# WHAT NEEDS TO BE DONE
Show each line of the data below that has the string "Dashboard" in it.
━━━━━ DATASET ENTRIES ━━━━━
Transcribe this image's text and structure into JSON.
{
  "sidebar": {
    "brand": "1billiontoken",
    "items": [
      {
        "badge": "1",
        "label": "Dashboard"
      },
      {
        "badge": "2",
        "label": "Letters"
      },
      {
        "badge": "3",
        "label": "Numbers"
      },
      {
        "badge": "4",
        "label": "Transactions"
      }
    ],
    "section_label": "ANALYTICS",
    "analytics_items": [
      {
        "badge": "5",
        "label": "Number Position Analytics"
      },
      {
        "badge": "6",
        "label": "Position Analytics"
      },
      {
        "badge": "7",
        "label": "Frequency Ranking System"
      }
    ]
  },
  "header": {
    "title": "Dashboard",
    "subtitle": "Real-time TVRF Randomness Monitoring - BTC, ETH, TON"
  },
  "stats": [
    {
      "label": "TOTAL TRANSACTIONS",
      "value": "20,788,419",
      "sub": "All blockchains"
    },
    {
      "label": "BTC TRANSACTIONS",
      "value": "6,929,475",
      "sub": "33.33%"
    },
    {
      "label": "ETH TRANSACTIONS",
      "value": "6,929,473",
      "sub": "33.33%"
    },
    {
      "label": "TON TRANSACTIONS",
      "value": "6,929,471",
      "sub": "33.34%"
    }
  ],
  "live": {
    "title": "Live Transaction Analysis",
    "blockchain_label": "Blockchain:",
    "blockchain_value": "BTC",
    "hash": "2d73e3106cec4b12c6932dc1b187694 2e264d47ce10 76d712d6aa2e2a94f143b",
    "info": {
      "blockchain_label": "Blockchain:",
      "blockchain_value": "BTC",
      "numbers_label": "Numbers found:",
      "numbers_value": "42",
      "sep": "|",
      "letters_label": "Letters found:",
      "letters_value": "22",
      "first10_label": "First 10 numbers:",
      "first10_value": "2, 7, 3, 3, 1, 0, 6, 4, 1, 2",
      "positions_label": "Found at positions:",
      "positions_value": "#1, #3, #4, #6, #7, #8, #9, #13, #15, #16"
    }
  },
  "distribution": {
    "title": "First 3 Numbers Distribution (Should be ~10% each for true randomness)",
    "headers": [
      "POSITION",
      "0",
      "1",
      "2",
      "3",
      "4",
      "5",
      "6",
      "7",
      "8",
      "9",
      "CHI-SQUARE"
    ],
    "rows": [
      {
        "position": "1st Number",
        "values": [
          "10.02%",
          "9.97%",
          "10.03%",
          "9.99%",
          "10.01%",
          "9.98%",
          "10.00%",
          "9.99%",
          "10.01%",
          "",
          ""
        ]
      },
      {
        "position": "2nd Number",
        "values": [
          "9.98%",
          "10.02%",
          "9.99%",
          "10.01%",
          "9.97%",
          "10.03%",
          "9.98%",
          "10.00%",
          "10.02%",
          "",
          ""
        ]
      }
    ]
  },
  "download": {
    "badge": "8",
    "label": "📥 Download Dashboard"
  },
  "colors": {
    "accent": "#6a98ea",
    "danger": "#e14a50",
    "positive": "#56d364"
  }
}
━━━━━
# YOUR RESPONSE
        "label": "Dashboard"
    "title": "Dashboard",
    "label": "📥 Download Dashboard"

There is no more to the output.